◆ **ASSIGNED TASK**: Leave the pictures out and print every record below exactly as it stands.

◆ **INFORMATION SUPPLIED**:
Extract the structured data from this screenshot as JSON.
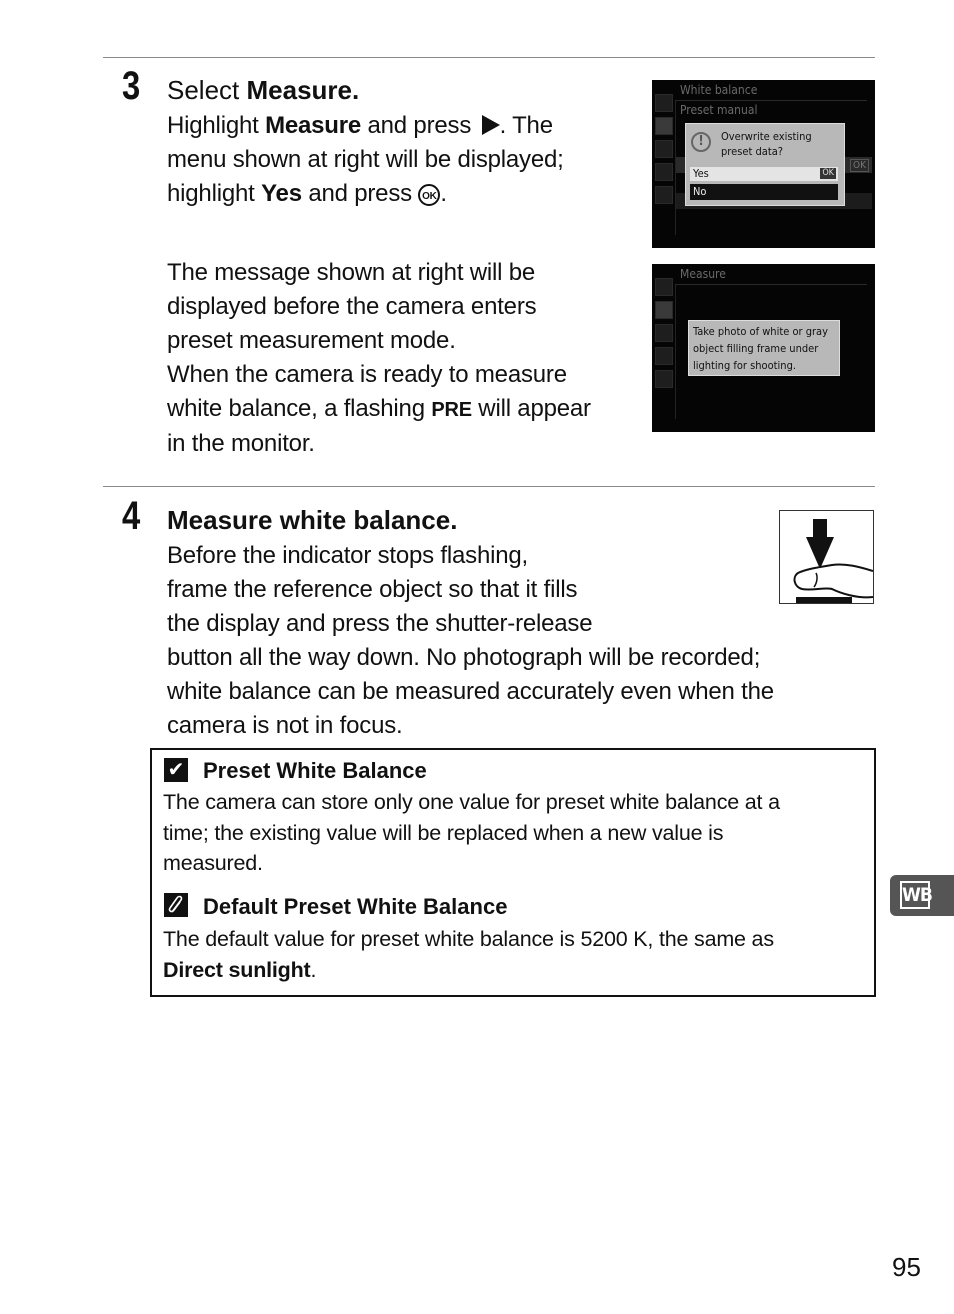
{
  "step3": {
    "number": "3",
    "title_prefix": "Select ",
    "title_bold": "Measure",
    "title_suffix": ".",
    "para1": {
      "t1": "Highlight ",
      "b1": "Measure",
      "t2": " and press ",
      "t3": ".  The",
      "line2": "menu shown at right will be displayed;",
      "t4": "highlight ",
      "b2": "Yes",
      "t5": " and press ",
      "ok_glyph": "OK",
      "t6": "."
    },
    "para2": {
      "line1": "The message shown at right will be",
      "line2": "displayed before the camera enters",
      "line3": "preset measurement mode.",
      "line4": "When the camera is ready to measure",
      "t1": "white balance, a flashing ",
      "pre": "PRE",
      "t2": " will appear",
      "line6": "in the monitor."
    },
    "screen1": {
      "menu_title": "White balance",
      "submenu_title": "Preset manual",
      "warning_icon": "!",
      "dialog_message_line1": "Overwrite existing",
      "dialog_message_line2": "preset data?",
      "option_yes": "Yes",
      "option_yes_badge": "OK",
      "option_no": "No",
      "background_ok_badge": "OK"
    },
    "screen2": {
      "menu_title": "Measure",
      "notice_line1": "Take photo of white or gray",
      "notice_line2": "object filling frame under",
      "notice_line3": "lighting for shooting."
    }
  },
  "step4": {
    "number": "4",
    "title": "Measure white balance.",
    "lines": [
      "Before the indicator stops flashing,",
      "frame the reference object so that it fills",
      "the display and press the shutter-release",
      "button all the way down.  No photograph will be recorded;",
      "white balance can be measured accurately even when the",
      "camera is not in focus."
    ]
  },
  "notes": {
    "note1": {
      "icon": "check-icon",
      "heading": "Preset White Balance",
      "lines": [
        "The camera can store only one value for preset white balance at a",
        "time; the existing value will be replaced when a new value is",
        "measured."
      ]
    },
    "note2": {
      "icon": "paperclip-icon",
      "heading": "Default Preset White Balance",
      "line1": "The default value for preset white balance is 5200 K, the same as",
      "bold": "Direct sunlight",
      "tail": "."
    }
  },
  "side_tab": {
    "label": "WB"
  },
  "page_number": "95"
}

◆ **YOUR RESPONSE**:
Extract the structured data from this screenshot as JSON.
{
  "step3": {
    "number": "3",
    "title_prefix": "Select ",
    "title_bold": "Measure",
    "title_suffix": ".",
    "para1": {
      "t1": "Highlight ",
      "b1": "Measure",
      "t2": " and press ",
      "t3": ".  The",
      "line2": "menu shown at right will be displayed;",
      "t4": "highlight ",
      "b2": "Yes",
      "t5": " and press ",
      "ok_glyph": "OK",
      "t6": "."
    },
    "para2": {
      "line1": "The message shown at right will be",
      "line2": "displayed before the camera enters",
      "line3": "preset measurement mode.",
      "line4": "When the camera is ready to measure",
      "t1": "white balance, a flashing ",
      "pre": "PRE",
      "t2": " will appear",
      "line6": "in the monitor."
    },
    "screen1": {
      "menu_title": "White balance",
      "submenu_title": "Preset manual",
      "warning_icon": "!",
      "dialog_message_line1": "Overwrite existing",
      "dialog_message_line2": "preset data?",
      "option_yes": "Yes",
      "option_yes_badge": "OK",
      "option_no": "No",
      "background_ok_badge": "OK"
    },
    "screen2": {
      "menu_title": "Measure",
      "notice_line1": "Take photo of white or gray",
      "notice_line2": "object filling frame under",
      "notice_line3": "lighting for shooting."
    }
  },
  "step4": {
    "number": "4",
    "title": "Measure white balance.",
    "lines": [
      "Before the indicator stops flashing,",
      "frame the reference object so that it fills",
      "the display and press the shutter-release",
      "button all the way down.  No photograph will be recorded;",
      "white balance can be measured accurately even when the",
      "camera is not in focus."
    ]
  },
  "notes": {
    "note1": {
      "icon": "check-icon",
      "heading": "Preset White Balance",
      "lines": [
        "The camera can store only one value for preset white balance at a",
        "time; the existing value will be replaced when a new value is",
        "measured."
      ]
    },
    "note2": {
      "icon": "paperclip-icon",
      "heading": "Default Preset White Balance",
      "line1": "The default value for preset white balance is 5200 K, the same as",
      "bold": "Direct sunlight",
      "tail": "."
    }
  },
  "side_tab": {
    "label": "WB"
  },
  "page_number": "95"
}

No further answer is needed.